They are pictures we’ve seen many times before but never cease to sadden us. Photos of destroyed homes and businesses, people digging through rubble to salvage what they can, destruction stretching across the United States. The storms and tornadoes that ravaged the southern U.S. states this week took more than 300 lives. While touring Alabama to see the devastation firsthand, President Obama called it “heartbreaking.”
Six states were affected by some 160 tornadoes. News outlets are calling it the worst U.S. natural disaster since Hurricane Katrina in 2005, which killed 1,800 people. The swath of destruction comes on top of several other storms and mini tornadoes that ruined homes and business in the same regions just 10 days ago.
Also, as we’ve seen many times before, self-storage operators are offering their services and support to those in need in these communities. This week, U-Haul announced two of its locations are offering free storage to people affected in St. Louis, Mo., Paducah, Ky., and in Memphis. I’m sure many more will follow, just as they have in the past.
In fact, there’s no shortage of self-storage operators across the country—and worldwide, really—that step up when their communities need them most. Every week, ISS posts several news items about operators who have collected money, donated items, or supported a school or another local charity.
While we all know doing these things is good PR, I truly believe these operators see it as more than just another marketing strategy. In fact, the Self-Storage Talk community, which has more than 4,000 self-storage managers, owners and other industry professionals, always express their concern when devastation strikes. We saw it a year ago after the Haiti earthquake, during the California wildfires, and this week after the tornadoes.

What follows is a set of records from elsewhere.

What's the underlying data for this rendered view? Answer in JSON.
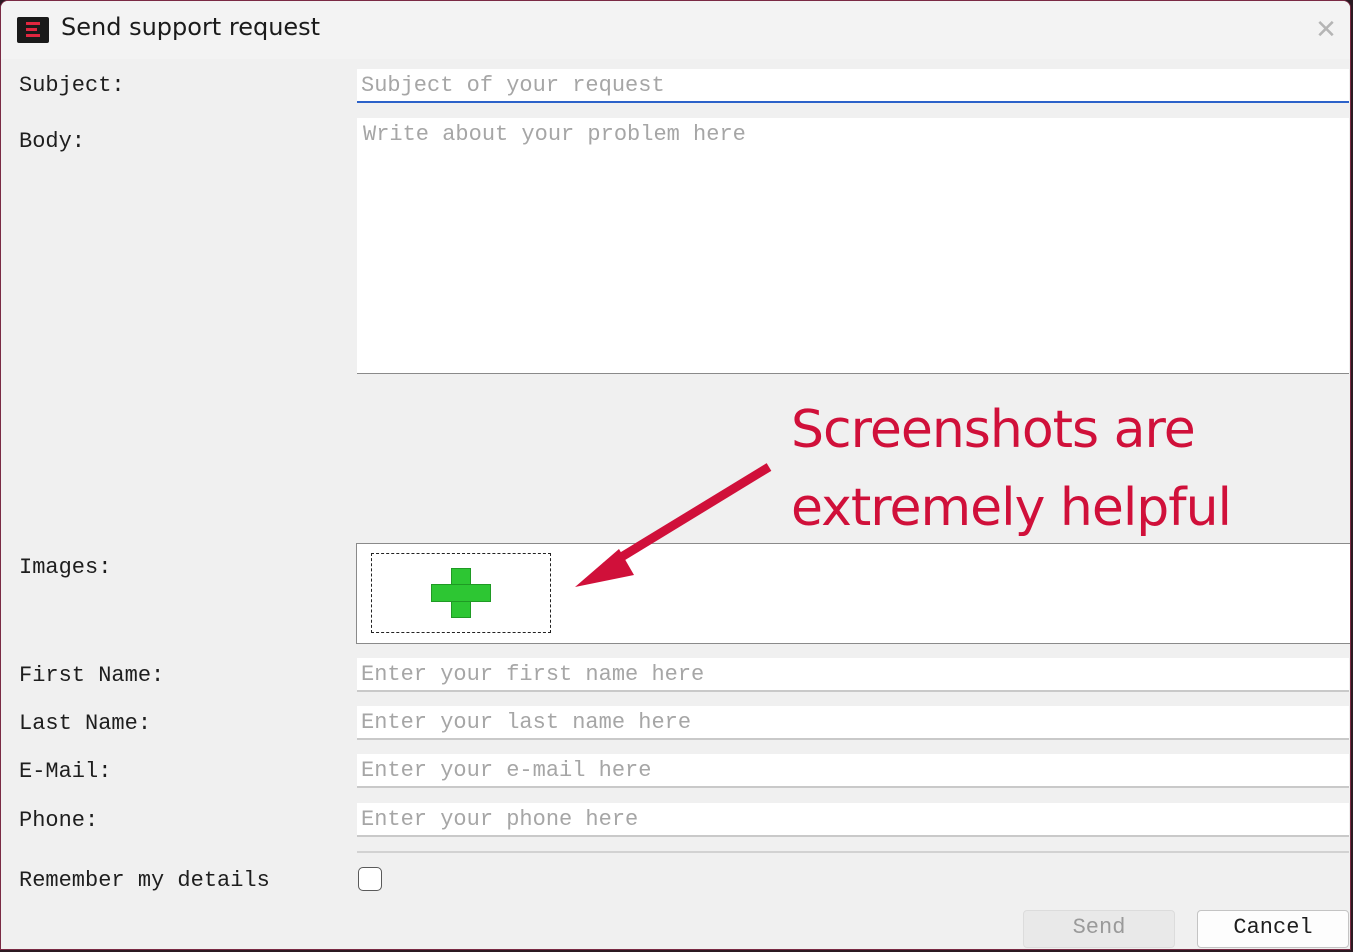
{
  "window": {
    "title": "Send support request",
    "close_glyph": "✕",
    "app_icon": "app-logo-icon",
    "accent_color": "#e0263f"
  },
  "form": {
    "subject": {
      "label": "Subject:",
      "placeholder": "Subject of your request",
      "value": ""
    },
    "body": {
      "label": "Body:",
      "placeholder": "Write about your problem here",
      "value": ""
    },
    "images": {
      "label": "Images:",
      "add_icon": "plus-icon",
      "add_icon_color": "#2dc633"
    },
    "first_name": {
      "label": "First Name:",
      "placeholder": "Enter your first name here",
      "value": ""
    },
    "last_name": {
      "label": "Last Name:",
      "placeholder": "Enter your last name here",
      "value": ""
    },
    "email": {
      "label": "E-Mail:",
      "placeholder": "Enter your e-mail here",
      "value": ""
    },
    "phone": {
      "label": "Phone:",
      "placeholder": "Enter your phone here",
      "value": ""
    },
    "remember": {
      "label": "Remember my details",
      "checked": false
    }
  },
  "buttons": {
    "send": "Send",
    "cancel": "Cancel"
  },
  "annotation": {
    "line1": "Screenshots are",
    "line2": "extremely helpful",
    "color": "#d0103a"
  }
}
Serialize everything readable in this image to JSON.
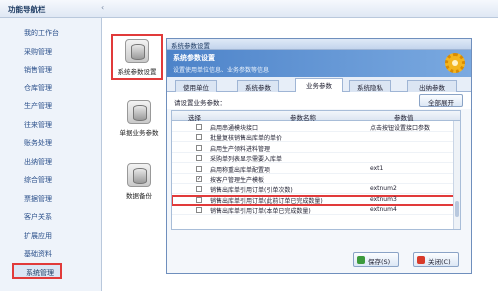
{
  "topbar": {
    "title": "功能导航栏"
  },
  "sidebar": {
    "items": [
      {
        "label": "我的工作台"
      },
      {
        "label": "采购管理"
      },
      {
        "label": "销售管理"
      },
      {
        "label": "仓库管理"
      },
      {
        "label": "生产管理"
      },
      {
        "label": "往来管理"
      },
      {
        "label": "账务处理"
      },
      {
        "label": "出纳管理"
      },
      {
        "label": "综合管理"
      },
      {
        "label": "票据管理"
      },
      {
        "label": "客户关系"
      },
      {
        "label": "扩展应用"
      },
      {
        "label": "基础资料"
      },
      {
        "label": "系统管理"
      }
    ]
  },
  "iconcol": {
    "items": [
      {
        "label": "系统参数设置"
      },
      {
        "label": "单据业务参数"
      },
      {
        "label": "数据备份"
      }
    ]
  },
  "dialog": {
    "title": "系统参数设置",
    "banner_title": "系统参数设置",
    "banner_sub": "设置使用单位信息、业务参数等信息",
    "tabs": [
      "使用单位",
      "系统参数",
      "业务参数",
      "系统隐私",
      "出纳参数"
    ],
    "hint": "请设置业务参数：",
    "expand_label": "全部展开",
    "columns": {
      "select": "选择",
      "name": "参数名称",
      "value": "参数值"
    },
    "rows": [
      {
        "name": "启用串通模块接口",
        "value": "点击按钮设置接口参数",
        "checked": false
      },
      {
        "name": "批量复核销售出库单的单价",
        "value": "",
        "checked": false
      },
      {
        "name": "启用生产领料进料管理",
        "value": "",
        "checked": false
      },
      {
        "name": "采购单列表显示需要入库单",
        "value": "",
        "checked": false
      },
      {
        "name": "启用称重出库单配置项",
        "value": "ext1",
        "checked": false
      },
      {
        "name": "按客户管理生产模板",
        "value": "",
        "checked": true
      },
      {
        "name": "销售出库单引用订单(引单次数)",
        "value": "extnum2",
        "checked": false
      },
      {
        "name": "销售出库单引用订单(此前订单已完成数量)",
        "value": "extnum3",
        "checked": false
      },
      {
        "name": "销售出库单引用订单(本单已完成数量)",
        "value": "extnum4",
        "checked": false
      }
    ],
    "save_label": "保存(S)",
    "close_label": "关闭(C)"
  }
}
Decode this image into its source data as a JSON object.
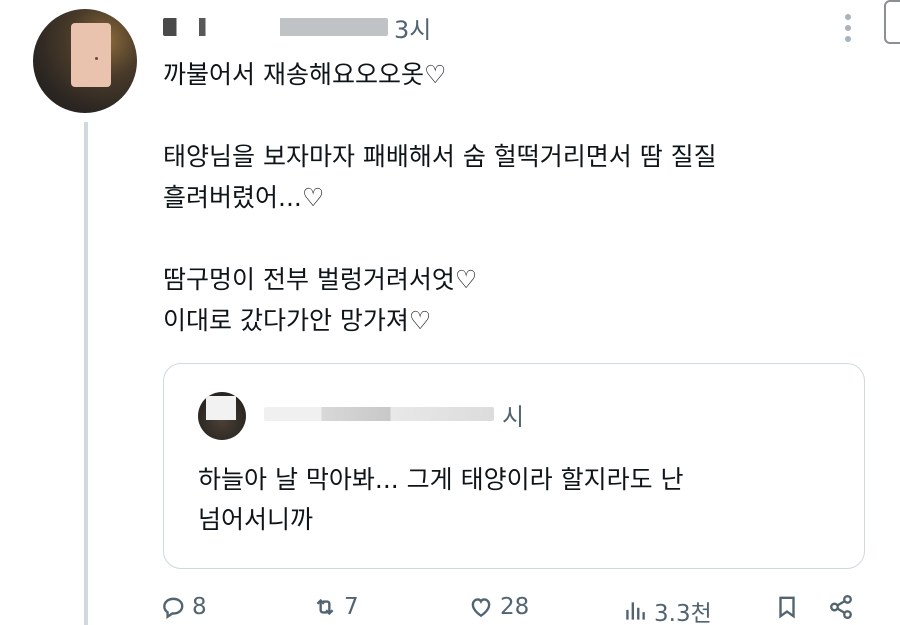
{
  "tweet": {
    "time": "3시",
    "lines": [
      "까불어서 재송해요오오옷♡",
      "",
      "태양님을 보자마자 패배해서 숨 헐떡거리면서 땀 질질",
      "흘려버렸어...♡",
      "",
      "땀구멍이 전부 벌렁거려서엇♡",
      "이대로 갔다가안 망가져♡"
    ]
  },
  "quoted": {
    "time": "시",
    "lines": [
      "하늘아 날 막아봐... 그게 태양이라 할지라도 난",
      "넘어서니까"
    ]
  },
  "actions": {
    "replies": "8",
    "reposts": "7",
    "likes": "28",
    "views": "3.3천"
  },
  "icons": {
    "more": "more-vertical-icon",
    "reply": "reply-icon",
    "repost": "repost-icon",
    "like": "heart-icon",
    "views": "views-icon",
    "bookmark": "bookmark-icon",
    "share": "share-icon"
  },
  "colors": {
    "text": "#0f1419",
    "secondary": "#536471",
    "border": "#cfd9de"
  }
}
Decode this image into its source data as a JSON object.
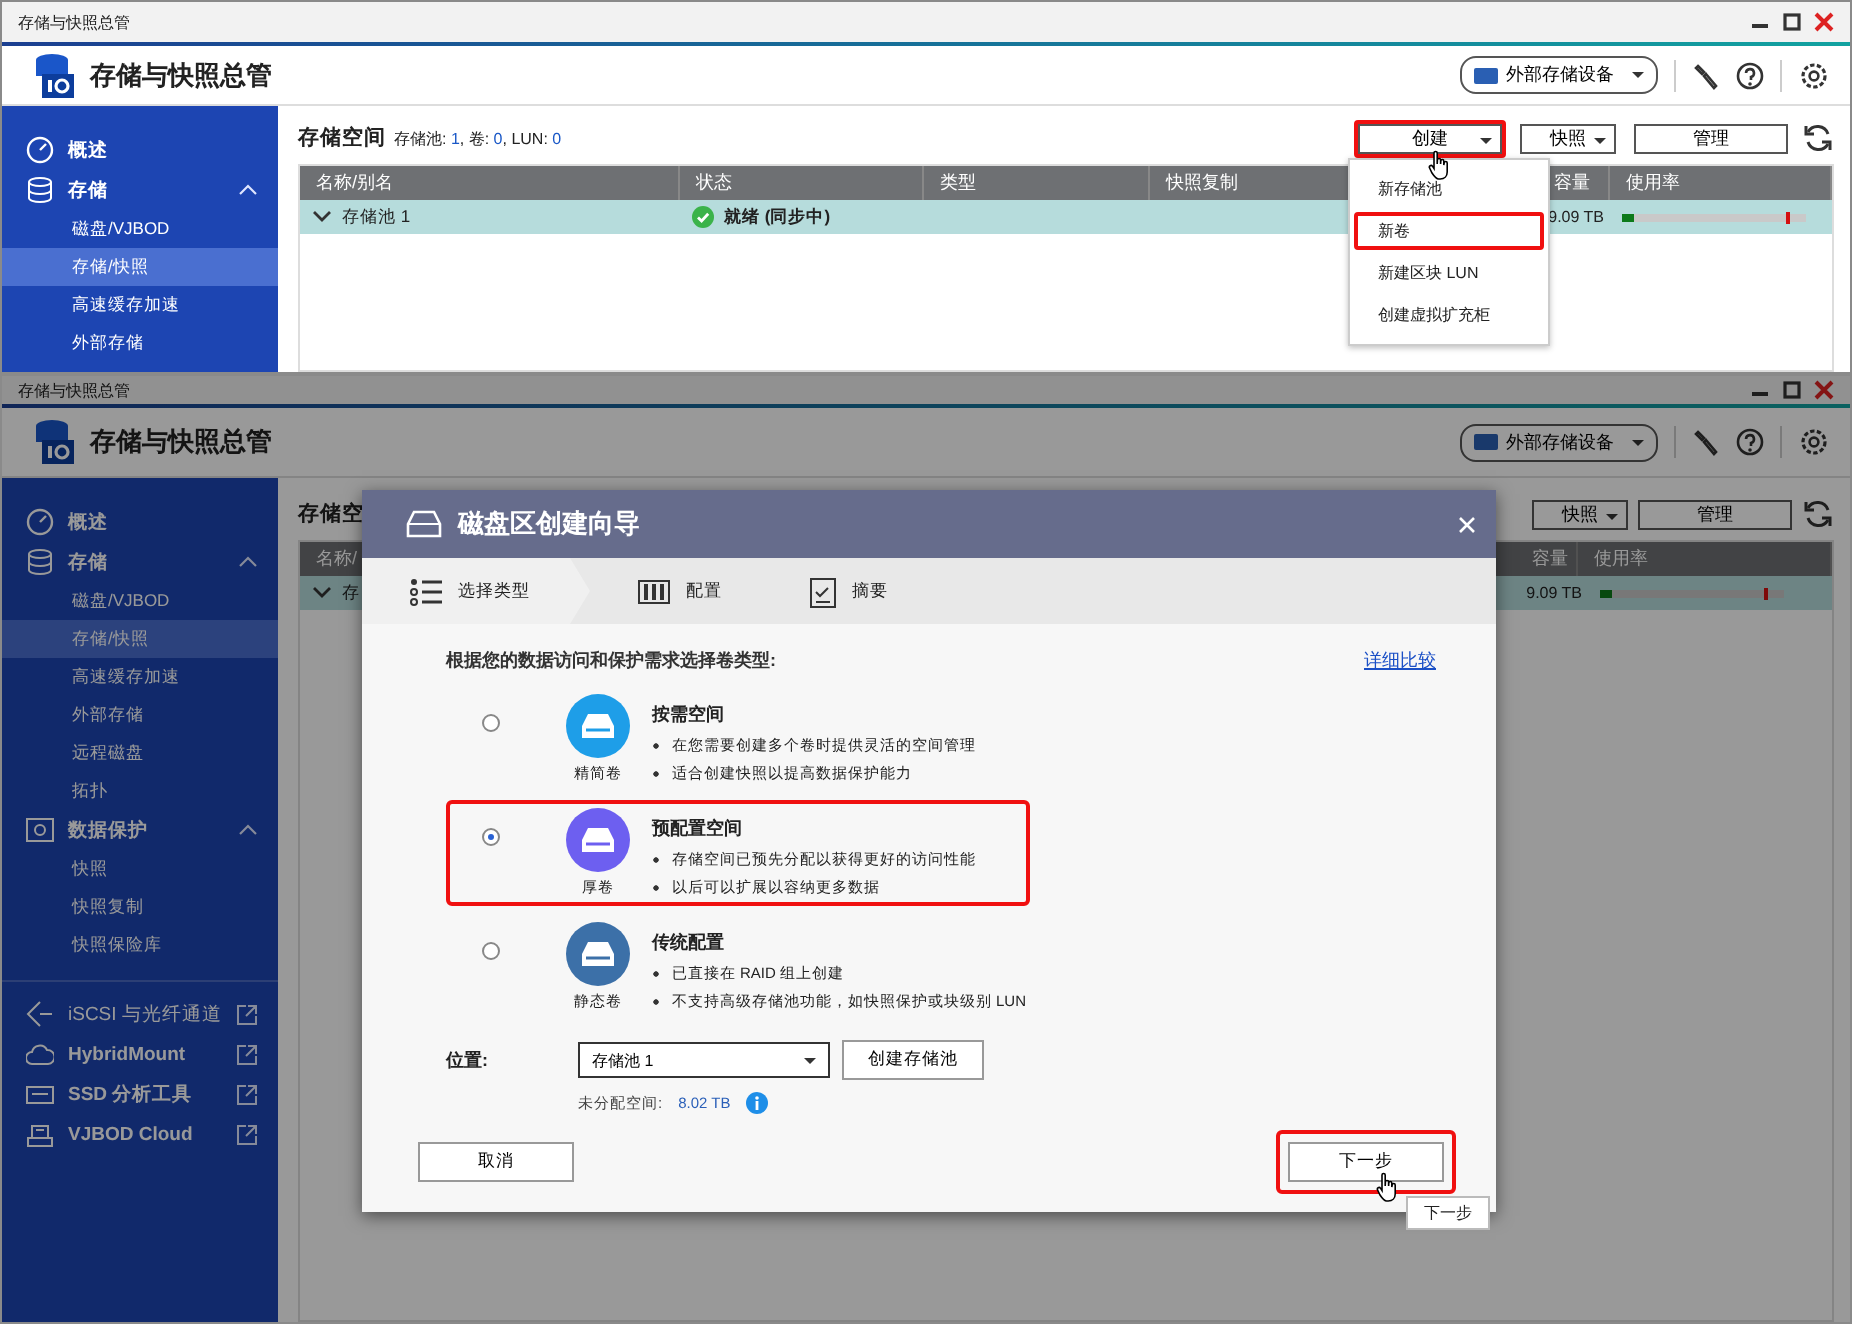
{
  "top": {
    "window_title": "存储与快照总管",
    "app_title": "存储与快照总管",
    "external_button": "外部存储设备",
    "sidebar": [
      {
        "label": "概述",
        "kind": "overview",
        "selected": false
      },
      {
        "label": "存储",
        "kind": "storage",
        "selected": false,
        "expanded": true,
        "children": [
          {
            "label": "磁盘/VJBOD",
            "selected": false
          },
          {
            "label": "存储/快照",
            "selected": true
          },
          {
            "label": "高速缓存加速",
            "selected": false
          },
          {
            "label": "外部存储",
            "selected": false
          }
        ]
      }
    ],
    "heading": "存储空间",
    "summary": [
      {
        "label": "存储池:",
        "value": "1"
      },
      {
        "label": ", 卷:",
        "value": "0"
      },
      {
        "label": ", LUN:",
        "value": "0"
      }
    ],
    "toolbar": [
      {
        "label": "创建",
        "dropdown": true,
        "highlighted": true
      },
      {
        "label": "快照",
        "dropdown": true,
        "highlighted": false
      },
      {
        "label": "管理",
        "dropdown": false,
        "highlighted": false
      }
    ],
    "columns": [
      "名称/别名",
      "状态",
      "类型",
      "快照复制",
      "容量",
      "使用率"
    ],
    "rows": [
      {
        "name": "存储池 1",
        "expanded": true,
        "status": "就绪 (同步中)",
        "capacity": "9.09 TB",
        "level": 0.07
      }
    ],
    "menu": [
      {
        "label": "新存储池",
        "highlighted": false
      },
      {
        "label": "新卷",
        "highlighted": true
      },
      {
        "label": "新建区块 LUN",
        "highlighted": false
      },
      {
        "label": "创建虚拟扩充柜",
        "highlighted": false
      }
    ]
  },
  "bottom": {
    "window_title": "存储与快照总管",
    "app_title": "存储与快照总管",
    "external_button": "外部存储设备",
    "sidebar": [
      {
        "label": "概述",
        "kind": "overview",
        "selected": false
      },
      {
        "label": "存储",
        "kind": "storage",
        "selected": false,
        "expanded": true,
        "children": [
          {
            "label": "磁盘/VJBOD",
            "selected": false
          },
          {
            "label": "存储/快照",
            "selected": true
          },
          {
            "label": "高速缓存加速",
            "selected": false
          },
          {
            "label": "外部存储",
            "selected": false
          },
          {
            "label": "远程磁盘",
            "selected": false
          },
          {
            "label": "拓扑",
            "selected": false
          }
        ]
      },
      {
        "label": "数据保护",
        "kind": "protection",
        "selected": false,
        "expanded": true,
        "children": [
          {
            "label": "快照",
            "selected": false
          },
          {
            "label": "快照复制",
            "selected": false
          },
          {
            "label": "快照保险库",
            "selected": false
          }
        ]
      },
      {
        "label": "iSCSI 与光纤通道",
        "kind": "iscsi",
        "selected": false
      },
      {
        "label": "HybridMount",
        "kind": "mount",
        "selected": false
      },
      {
        "label": "SSD 分析工具",
        "kind": "ssd",
        "selected": false
      },
      {
        "label": "VJBOD Cloud",
        "kind": "cloud",
        "selected": false
      }
    ],
    "heading": "存储空",
    "toolbar": [
      {
        "label": "快照",
        "dropdown": true
      },
      {
        "label": "管理",
        "dropdown": false
      }
    ],
    "columns": [
      "名称/",
      "容量",
      "使用率"
    ],
    "rows": [
      {
        "name": "存",
        "expanded": true,
        "capacity": "9.09 TB",
        "level": 0.07
      }
    ],
    "wizard": {
      "title": "磁盘区创建向导",
      "steps": [
        {
          "label": "选择类型",
          "kind": "list",
          "selected": true
        },
        {
          "label": "配置",
          "kind": "config",
          "selected": false
        },
        {
          "label": "摘要",
          "kind": "summary",
          "selected": false
        }
      ],
      "intro": "根据您的数据访问和保护需求选择卷类型:",
      "compare_link": "详细比较",
      "options": [
        {
          "kind": "thin",
          "icon_label": "精简卷",
          "title": "按需空间",
          "bullets": [
            "在您需要创建多个卷时提供灵活的空间管理",
            "适合创建快照以提高数据保护能力"
          ],
          "selected": false,
          "highlighted": false
        },
        {
          "kind": "thick",
          "icon_label": "厚卷",
          "title": "预配置空间",
          "bullets": [
            "存储空间已预先分配以获得更好的访问性能",
            "以后可以扩展以容纳更多数据"
          ],
          "selected": true,
          "highlighted": true
        },
        {
          "kind": "static",
          "icon_label": "静态卷",
          "title": "传统配置",
          "bullets": [
            "已直接在 RAID 组上创建",
            "不支持高级存储池功能，如快照保护或块级别 LUN"
          ],
          "selected": false,
          "highlighted": false
        }
      ],
      "location_label": "位置:",
      "location_value": "存储池 1",
      "create_pool": "创建存储池",
      "unallocated_label": "未分配空间:",
      "unallocated_value": "8.02 TB",
      "cancel": "取消",
      "next": {
        "label": "下一步",
        "highlighted": true
      },
      "tooltip": "下一步"
    }
  }
}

In a thread titled Tornadoes Spring 2011, Gina6K kicked off the sentiments with a post that included this line, “I hope all of our SST members survived unscathed as well. Our hearts and prayers are with everyone in the destruction zones.” The post was followed by several other well-wishers.